Leg cramps be gone!

Most people have had a leg cramp at least once in their lives, and some may even wince at the thought of a charley horse. However, expecting moms should be aware that these painful, radiating muscle spasms may be commonplace during pregnancy and are typically nothing to worry about.

The good news is that this symptom usually does not occur during the first trimester. It tends to begin in the second trimester when your belly is just starting to protrude. As you continue to gain pregnancy weight, you may notice that leg cramps happen more frequently. While they can happen all throughout the day, they are most noticeable at night, and might even interfere with getting good quality sleep. Some moms-to-be might even report that it adds to their insomnia.

Keep your legs moving
If you're worried, there are some things you can do to prevent this unpleasant sensation. For instance, not sitting or standing with your legs crossed can help. Instead, whenever you can remember, try to focus on rotating your ankles and wiggling your toes while you sit, as this increases the circulation in your legs.

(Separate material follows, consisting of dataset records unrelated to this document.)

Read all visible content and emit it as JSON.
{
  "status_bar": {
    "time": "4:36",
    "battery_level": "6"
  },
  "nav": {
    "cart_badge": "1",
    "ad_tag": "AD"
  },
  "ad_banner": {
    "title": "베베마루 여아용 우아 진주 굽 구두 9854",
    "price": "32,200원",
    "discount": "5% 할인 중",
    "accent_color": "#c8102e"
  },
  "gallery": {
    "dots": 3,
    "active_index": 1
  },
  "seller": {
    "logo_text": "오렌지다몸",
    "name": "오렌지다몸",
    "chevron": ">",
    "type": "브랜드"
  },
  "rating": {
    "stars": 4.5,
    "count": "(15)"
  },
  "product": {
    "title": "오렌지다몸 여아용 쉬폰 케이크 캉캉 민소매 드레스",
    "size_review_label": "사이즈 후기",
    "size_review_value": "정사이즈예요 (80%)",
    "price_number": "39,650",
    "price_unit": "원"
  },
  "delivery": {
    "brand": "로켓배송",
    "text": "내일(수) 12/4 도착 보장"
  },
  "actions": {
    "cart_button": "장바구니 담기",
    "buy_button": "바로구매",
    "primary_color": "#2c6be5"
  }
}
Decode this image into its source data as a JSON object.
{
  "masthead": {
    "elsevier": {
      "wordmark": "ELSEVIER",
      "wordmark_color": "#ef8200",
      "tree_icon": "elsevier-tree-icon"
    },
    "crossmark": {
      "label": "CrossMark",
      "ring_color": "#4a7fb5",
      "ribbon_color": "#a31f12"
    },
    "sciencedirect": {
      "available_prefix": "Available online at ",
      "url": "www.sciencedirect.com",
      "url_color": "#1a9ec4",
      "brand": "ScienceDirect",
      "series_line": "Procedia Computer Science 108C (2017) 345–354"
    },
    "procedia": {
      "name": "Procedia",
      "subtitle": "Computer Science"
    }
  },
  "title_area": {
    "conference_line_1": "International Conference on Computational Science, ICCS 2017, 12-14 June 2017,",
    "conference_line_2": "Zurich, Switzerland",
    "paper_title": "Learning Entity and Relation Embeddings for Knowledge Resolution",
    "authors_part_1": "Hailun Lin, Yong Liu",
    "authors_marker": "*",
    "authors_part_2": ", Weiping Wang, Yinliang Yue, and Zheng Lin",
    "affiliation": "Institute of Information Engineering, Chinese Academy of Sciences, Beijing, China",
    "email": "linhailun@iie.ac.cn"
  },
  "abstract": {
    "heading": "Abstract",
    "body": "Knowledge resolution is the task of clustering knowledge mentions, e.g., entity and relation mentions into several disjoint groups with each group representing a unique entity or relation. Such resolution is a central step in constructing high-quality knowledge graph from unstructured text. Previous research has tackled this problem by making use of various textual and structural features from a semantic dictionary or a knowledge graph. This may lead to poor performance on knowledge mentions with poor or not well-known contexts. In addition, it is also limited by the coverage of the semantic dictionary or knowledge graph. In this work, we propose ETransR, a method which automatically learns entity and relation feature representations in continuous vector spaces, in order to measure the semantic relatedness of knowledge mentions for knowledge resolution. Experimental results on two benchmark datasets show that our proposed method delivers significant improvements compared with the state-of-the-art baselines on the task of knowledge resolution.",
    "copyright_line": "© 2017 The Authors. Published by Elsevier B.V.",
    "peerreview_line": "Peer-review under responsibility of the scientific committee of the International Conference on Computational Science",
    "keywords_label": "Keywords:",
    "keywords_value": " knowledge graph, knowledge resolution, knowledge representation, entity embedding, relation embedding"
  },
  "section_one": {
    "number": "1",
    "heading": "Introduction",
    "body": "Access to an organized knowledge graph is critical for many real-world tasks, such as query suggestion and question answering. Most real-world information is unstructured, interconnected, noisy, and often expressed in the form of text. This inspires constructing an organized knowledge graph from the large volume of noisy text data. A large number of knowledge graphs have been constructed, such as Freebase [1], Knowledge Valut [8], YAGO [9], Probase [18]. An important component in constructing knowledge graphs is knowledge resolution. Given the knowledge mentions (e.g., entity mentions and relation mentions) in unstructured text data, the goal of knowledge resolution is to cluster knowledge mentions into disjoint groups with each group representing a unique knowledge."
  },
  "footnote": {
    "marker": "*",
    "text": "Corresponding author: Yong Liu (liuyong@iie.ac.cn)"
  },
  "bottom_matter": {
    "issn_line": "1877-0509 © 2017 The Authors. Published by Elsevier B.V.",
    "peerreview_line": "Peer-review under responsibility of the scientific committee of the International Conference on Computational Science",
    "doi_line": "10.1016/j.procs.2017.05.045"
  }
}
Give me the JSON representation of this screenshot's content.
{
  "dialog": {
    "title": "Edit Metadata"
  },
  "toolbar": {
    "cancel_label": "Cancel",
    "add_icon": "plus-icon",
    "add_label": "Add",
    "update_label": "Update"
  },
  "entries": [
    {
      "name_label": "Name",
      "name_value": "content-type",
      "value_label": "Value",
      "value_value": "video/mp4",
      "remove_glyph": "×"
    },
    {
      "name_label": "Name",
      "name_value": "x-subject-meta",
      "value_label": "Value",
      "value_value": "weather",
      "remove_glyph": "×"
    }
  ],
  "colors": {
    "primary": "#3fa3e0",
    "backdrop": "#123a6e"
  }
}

Another good prevention method is to stretch. Even if you take just five minutes every couple of hours to stretch your calves, you'll be less likely to experience a spasm. In fact, if you do experience a leg cramp, stretching the foot heel-first while flexing the toes back toward the shins can reduce the discomfort.

Also, if you have some time to spare, go for a walk! Besides preventing leg cramps, physical activity is great for you and can help you avoid gaining excess weight during pregnancy. Just make sure that you wear proper-fitting footwear, especially if your feet have been a bit swollen - another common symptom of pregnancy.

Provide your body with its daily nutritional needs
Dehydration tends to have some sneaky side effects, and leg cramping is one of them. This is why you should try to drink as much water as you can throughout the day. Even if you sneak in a glass of juice in there, it can be beneficial.

In addition, it's important to faithfully take your prenatal vitamins as your doctor instructed you to. Some evidence suggests that magnesium and calcium deficiencies may make an expecting mom more likely to get leg cramps than pregnant women who have adequate levels of the nutrients.

If you experience a leg cramp and the pain persists, you should call your healthcare provider. Although it's rare, the pain that accompanies these spasms may be the sign of a more serious issue, such as a blood clot, in which case, you don't want to do anything that may make it bigger or allow it to travel.

Did you experience leg cramps during your pregnancy? What helped prevent and get rid of them? Let our readers know by leaving your answers in the comments section!